Apple has released a new security update that patches 31 security flaws in various versions of its Mac OS X operating system.
Twelve of the 22 patched software components suffer from flaws that could allow for remote code execution. Other fixes deal with vulnerabilities ranging from denial of service attacks to system privilege escalation.
Among the vulnerabilities patched in the update is an Airport vulnerability first publicised by researcher H D Moore on the first day of his Month of Kernal Bugs (MoKB) project.
However, the update leaves several other security flaws unveiled by the researcher wide open.
Updates for third-party open source components accounted for seven of the fixed components. Perl, openSSL, and gnuzip all received fixes in the update.
Apple's Security Framework software received four patches in the update, though none of the vulnerabilities could allow for remote code execution and only two affected the most recent version of the operating system.
Apple's last OS X update was issued in October and addressed 15 security flaws.
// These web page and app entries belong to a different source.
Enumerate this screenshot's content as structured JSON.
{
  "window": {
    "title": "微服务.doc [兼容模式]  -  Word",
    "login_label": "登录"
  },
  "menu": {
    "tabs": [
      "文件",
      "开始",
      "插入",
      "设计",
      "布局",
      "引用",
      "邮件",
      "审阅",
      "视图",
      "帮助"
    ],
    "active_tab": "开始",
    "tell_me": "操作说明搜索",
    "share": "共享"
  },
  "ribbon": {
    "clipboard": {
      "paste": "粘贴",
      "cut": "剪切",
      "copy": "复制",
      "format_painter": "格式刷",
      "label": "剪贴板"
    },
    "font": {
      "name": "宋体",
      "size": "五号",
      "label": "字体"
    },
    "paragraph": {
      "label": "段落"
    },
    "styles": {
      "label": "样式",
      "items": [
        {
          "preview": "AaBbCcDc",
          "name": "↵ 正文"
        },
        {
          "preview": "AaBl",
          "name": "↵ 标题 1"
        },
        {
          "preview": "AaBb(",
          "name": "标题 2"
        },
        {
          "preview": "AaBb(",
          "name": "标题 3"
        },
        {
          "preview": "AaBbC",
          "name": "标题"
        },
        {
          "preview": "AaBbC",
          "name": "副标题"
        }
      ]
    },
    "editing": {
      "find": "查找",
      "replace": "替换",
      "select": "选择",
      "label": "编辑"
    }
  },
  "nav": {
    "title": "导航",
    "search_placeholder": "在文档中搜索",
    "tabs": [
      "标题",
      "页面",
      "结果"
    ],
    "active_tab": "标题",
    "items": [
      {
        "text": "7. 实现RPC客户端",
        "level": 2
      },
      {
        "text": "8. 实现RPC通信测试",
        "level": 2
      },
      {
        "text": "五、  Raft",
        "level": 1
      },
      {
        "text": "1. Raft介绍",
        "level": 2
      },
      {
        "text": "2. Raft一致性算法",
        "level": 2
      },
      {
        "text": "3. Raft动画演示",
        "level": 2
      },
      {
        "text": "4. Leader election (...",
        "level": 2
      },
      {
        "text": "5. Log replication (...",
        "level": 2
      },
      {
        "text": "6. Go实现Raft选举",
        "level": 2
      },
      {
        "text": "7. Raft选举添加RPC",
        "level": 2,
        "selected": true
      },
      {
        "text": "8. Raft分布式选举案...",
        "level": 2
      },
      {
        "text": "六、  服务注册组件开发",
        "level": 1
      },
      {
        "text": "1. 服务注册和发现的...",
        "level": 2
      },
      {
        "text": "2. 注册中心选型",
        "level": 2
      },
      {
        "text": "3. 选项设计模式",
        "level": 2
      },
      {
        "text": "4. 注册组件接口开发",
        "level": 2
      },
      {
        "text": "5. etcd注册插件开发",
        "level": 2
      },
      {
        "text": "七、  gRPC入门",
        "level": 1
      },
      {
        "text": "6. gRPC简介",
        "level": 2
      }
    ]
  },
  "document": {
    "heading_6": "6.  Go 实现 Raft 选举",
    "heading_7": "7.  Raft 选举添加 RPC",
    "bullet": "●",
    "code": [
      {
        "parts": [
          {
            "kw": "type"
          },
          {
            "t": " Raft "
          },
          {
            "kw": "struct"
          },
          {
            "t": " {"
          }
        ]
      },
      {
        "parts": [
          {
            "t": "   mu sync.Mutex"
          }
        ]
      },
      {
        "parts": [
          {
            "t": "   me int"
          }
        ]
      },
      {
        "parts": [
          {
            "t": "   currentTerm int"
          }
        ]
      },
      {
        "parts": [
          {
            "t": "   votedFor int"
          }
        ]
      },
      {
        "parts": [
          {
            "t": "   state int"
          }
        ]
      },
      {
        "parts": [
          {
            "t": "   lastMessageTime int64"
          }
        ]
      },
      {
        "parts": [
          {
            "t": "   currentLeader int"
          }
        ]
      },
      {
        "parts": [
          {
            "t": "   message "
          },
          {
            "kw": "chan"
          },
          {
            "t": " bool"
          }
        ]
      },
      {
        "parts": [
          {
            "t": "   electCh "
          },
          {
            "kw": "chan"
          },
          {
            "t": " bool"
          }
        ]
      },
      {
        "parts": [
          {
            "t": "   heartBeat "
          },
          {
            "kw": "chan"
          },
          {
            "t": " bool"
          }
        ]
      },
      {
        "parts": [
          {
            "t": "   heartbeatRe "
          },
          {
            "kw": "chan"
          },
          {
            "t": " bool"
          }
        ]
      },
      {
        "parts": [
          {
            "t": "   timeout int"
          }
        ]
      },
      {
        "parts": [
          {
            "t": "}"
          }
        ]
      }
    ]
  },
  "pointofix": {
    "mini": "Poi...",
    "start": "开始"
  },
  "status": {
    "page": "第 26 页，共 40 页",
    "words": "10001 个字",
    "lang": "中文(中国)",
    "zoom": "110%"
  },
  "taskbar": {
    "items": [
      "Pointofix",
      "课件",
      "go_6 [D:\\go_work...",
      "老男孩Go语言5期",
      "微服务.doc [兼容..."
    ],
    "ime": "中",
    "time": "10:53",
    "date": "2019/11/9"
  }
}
While today's update was considerably larger than the October update, it is roughly half as large as last May's security fixes, in which Apple addressed 43 security vulnerabililities.
Apple update patches 31 security flaws
By Shaun Nichols on Nov 30, 2006 12:50PM